Have you ever wondered what Mary was thinking when she said, “why am I so highly favored?”
For some reason, this past month I’ve been pondering her response to the angelic news that she was to be the mother of the Messiah, and this is what I’ve come up with — perhaps Mary understood what a black-hearted sinner she was at a much greater level than we are even capable of today.
She was still a part of a sacrificial system, after all, where the sins she committed had to be paid for every year. A quantifiable cost had to be handed over for every sinful choice she made. Blood was spilt, and a new provider of that blood had to be purchased and killed, over and over again.
When your sin had to be paid for in such a visible, costly way, year after year, while you stood in front of the community steeped in the shame of it — I wonder if it provided an opportunity for a little more insight into the weighty burden of sin.
Mary was part of a community that groaned, looking ahead with yearning hearts toward the promised Messiah who was to come and free them from the whole bloody system.
Which leads me to believe it was wonder she must have felt, knowing what she knew about herself — and still — realizing she was being chosen to be the mother of the Lord.
How can this be? Why me?
I was 39 when I got married, and for most of those 39 years I’d been so petrified of vulnerability and loss that I’d constructed gargantuan walls to protect myself. Thank God my husband had the patience and kindness to invest the necessary time in knocking them down, but that’s another story.
In those first months of marriage, frequently a little jolt would shoot through my body and my eyes would tear up — how did this happen? What did I ever do to deserve this man? In fact, why am I so highly favored could have easily come from my lips.
It was wonder — knowing very well that I didn’t in any way deserve the gift I’d been given — and hand-in-hand with the wonder came gratitude.
But as time went by those wonder jolts came less and less frequently, until about a year into marriage I’d become accustomed. Six or so years later, I only have those jolts every once in a while, when I look at my husband and my eyes fill with tears. When I wish there was a way to demonstrate the depth of my gratitude for the gift of him.
In our daughter’s first months it was even odds that if she was quiet and I had a minute to just stare at her, I would start crying, unable to understand the miracle. Where did you come from little girl?

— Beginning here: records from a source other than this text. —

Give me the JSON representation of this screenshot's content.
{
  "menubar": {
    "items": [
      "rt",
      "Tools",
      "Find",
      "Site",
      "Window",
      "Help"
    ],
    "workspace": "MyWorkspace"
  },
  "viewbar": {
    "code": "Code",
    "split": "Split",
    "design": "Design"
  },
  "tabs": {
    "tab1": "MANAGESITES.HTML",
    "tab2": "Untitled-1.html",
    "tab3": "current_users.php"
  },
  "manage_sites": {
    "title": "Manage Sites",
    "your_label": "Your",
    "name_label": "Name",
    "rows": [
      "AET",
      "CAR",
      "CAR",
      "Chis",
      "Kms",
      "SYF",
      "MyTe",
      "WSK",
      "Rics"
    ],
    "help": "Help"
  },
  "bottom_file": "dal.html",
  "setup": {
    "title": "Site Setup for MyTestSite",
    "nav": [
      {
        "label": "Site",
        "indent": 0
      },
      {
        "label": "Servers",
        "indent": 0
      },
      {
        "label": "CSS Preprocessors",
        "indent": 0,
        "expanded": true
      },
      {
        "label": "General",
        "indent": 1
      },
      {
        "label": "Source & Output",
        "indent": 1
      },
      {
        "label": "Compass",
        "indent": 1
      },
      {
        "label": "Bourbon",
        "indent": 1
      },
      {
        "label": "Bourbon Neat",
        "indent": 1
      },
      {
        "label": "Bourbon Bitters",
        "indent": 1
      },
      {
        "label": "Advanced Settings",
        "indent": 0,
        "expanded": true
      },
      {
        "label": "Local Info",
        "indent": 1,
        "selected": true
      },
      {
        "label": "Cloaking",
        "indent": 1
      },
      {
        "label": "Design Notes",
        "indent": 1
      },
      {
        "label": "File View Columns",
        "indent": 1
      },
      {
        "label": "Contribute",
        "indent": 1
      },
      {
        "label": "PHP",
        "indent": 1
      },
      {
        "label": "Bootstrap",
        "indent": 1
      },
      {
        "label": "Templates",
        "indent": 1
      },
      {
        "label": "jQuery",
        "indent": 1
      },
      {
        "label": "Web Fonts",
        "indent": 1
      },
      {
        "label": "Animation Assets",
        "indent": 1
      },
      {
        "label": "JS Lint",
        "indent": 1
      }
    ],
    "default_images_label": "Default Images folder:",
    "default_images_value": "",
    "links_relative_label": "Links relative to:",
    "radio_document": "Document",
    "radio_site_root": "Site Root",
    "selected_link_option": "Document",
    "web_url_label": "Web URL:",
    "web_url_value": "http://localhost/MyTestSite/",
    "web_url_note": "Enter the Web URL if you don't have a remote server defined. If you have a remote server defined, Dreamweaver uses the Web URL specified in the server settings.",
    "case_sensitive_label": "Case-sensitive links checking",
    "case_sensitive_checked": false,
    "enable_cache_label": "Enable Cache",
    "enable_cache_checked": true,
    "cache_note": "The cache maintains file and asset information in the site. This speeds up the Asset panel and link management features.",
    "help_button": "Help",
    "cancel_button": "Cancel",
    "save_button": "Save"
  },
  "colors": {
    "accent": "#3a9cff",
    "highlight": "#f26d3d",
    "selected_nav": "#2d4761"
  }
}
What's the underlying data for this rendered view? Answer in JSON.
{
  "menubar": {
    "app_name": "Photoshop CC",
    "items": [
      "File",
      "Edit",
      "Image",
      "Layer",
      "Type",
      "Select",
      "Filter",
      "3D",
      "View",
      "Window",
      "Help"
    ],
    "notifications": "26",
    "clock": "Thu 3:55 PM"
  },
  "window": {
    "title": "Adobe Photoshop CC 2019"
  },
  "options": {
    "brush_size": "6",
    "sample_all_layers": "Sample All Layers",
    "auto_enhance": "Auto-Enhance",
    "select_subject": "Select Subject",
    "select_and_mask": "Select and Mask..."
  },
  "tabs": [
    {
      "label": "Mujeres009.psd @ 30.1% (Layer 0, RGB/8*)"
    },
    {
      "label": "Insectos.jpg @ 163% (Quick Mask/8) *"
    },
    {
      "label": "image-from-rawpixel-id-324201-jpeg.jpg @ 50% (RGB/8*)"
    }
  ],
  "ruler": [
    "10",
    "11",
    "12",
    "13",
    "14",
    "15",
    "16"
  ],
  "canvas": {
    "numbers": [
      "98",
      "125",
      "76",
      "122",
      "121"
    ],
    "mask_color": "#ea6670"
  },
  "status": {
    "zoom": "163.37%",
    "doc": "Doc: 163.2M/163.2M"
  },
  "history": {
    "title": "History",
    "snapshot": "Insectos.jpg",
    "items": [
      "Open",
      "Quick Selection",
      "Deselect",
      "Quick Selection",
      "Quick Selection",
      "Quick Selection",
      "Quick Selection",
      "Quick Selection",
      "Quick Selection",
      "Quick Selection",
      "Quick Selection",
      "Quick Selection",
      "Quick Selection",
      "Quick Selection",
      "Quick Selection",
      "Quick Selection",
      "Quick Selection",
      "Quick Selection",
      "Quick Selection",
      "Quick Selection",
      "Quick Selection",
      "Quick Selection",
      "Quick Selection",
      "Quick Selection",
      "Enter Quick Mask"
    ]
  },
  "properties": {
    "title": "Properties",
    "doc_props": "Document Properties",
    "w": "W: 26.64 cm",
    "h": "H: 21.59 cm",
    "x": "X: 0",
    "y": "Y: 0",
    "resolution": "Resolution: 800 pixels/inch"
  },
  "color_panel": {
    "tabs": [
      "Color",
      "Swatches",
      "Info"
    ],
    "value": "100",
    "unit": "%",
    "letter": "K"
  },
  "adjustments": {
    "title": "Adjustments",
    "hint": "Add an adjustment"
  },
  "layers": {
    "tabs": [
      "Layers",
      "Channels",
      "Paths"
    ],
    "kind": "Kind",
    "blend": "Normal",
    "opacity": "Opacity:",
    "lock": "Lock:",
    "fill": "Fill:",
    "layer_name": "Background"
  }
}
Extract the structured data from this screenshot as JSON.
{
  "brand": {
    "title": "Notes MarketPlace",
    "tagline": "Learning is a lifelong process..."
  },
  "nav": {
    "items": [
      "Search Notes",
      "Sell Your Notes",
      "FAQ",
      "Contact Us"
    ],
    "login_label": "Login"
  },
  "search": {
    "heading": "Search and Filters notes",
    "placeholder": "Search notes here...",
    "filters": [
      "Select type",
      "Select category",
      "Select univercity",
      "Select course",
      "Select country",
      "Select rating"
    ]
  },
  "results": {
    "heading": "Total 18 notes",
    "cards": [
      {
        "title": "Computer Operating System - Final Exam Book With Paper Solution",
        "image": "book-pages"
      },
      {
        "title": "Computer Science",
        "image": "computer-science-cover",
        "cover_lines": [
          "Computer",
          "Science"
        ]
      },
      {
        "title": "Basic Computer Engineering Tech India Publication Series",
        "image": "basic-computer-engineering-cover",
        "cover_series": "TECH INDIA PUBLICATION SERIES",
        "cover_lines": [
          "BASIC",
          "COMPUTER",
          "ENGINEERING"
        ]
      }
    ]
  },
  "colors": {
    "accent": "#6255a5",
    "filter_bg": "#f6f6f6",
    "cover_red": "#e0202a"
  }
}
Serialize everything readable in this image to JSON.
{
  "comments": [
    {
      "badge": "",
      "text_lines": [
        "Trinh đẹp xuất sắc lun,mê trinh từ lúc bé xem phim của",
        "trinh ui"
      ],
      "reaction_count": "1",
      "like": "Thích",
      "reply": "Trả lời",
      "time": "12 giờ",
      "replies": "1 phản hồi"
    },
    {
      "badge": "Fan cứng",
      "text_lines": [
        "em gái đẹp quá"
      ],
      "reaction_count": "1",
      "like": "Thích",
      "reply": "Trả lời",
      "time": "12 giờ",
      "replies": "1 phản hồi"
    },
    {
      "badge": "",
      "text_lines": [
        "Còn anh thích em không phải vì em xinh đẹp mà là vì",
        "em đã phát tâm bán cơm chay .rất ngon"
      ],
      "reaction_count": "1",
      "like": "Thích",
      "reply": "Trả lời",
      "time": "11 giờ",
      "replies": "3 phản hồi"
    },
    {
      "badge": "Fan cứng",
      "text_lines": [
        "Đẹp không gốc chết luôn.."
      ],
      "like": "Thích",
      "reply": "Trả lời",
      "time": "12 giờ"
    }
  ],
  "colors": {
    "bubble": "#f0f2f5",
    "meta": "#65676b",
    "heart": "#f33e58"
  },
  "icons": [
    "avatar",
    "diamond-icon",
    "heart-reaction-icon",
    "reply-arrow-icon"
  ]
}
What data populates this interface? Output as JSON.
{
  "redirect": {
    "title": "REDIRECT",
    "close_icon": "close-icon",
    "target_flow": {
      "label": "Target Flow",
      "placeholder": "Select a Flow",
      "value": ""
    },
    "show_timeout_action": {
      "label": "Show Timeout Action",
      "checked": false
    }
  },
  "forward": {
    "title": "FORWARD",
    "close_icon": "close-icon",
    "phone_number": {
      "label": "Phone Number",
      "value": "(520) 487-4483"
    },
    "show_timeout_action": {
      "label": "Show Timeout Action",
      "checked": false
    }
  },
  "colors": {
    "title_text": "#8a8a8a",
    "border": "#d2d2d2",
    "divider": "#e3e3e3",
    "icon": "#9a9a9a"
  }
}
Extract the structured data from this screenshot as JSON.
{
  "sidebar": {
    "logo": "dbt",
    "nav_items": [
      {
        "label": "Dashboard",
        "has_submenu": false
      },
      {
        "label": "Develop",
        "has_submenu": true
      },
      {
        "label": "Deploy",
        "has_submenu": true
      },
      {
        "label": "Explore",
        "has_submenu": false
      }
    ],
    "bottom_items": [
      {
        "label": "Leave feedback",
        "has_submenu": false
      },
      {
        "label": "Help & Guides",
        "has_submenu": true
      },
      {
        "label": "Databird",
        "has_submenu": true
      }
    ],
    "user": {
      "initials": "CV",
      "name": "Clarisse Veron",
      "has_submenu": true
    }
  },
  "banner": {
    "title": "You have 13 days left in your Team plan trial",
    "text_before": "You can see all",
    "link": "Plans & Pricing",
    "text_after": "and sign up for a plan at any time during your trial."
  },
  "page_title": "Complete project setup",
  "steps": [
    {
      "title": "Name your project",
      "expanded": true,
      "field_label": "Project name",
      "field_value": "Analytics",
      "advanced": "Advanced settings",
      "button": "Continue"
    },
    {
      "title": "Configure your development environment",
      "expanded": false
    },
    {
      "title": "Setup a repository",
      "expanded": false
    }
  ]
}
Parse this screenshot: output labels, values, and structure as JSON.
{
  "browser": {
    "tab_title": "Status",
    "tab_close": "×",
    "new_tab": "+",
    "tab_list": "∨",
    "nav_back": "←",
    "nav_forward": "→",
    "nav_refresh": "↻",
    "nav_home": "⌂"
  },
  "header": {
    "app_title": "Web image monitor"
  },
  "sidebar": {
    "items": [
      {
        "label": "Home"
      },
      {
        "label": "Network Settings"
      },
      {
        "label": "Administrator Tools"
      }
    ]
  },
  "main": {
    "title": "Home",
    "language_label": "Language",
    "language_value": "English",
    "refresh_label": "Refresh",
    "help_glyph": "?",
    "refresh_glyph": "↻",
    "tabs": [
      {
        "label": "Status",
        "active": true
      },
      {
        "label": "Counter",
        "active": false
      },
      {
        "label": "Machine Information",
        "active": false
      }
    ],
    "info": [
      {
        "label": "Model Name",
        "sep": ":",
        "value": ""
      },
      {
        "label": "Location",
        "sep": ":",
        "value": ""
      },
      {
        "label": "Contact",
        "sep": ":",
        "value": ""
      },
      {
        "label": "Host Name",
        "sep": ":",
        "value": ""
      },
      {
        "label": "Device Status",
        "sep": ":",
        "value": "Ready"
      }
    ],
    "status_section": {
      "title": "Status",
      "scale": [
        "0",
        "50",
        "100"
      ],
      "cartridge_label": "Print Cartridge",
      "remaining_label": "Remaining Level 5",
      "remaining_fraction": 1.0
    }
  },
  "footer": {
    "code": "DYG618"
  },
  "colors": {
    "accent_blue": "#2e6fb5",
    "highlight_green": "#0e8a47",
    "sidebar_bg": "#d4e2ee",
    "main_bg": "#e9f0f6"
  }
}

How could this have happened to me?
But I was also curious if the same pattern would play out, and sure enough, she’s just over a year old and the wonder jolts are fading. And therefore the moments of spontaneous gratitude have lessened as well.
It turns out my capacity for wonder lasts about a year.
We’ve all experienced the devastation of the why me question. Almost always, it’s screamed out in a moment of unspeakable loss, when we find ourselves blindsided by the world we’re being forced to live in. But I think the reverse question — why me, in the positive sense — is just as provocative and a lot more truthful.
Why this man? Why this baby girl? Why these never-failing parents? And family and friends in such precious, worthy numbers? Why have I been so showered in such incalculable joys? And for heaven’s sake, why me?
That line of thought often brings me to the most shocking of all, why did my Lord choose me?
Because regarding this one question it seems my capacity for wonder is endless. Each time I truly stop, take enough time to calm down and quiet my mind — I am flabbergasted. Destroyed. Jolted apart at the seams by earthquakes of wonder.
I know who I am. I am black-hearted and desperately wicked. Almost every inclination of my heart is evil, almost all the time — which is especially aggravating given that I’ve been at this a few years and should have moved an inch or so toward the goalpost…at least!
Why me? Why am I so highly favored, that my Lord should choose me to be in His family?
I don’t know. I don’t understand it at all. But the wonder of it electrifies my heart with gratitude and praise, and I am undone.
And I hope you are, too, today. I hope you can take a beat — just one — in this crazy, busy season of shopping and wrapping and cooking and cleaning and planning … to ponder on the greatness of Him and His ridiculously crummy taste in family.
Take a brief, choking look at your own heart — and then look long upon Him and wonder anew.
Why are we so highly favored?
Because He said so, and that is enough.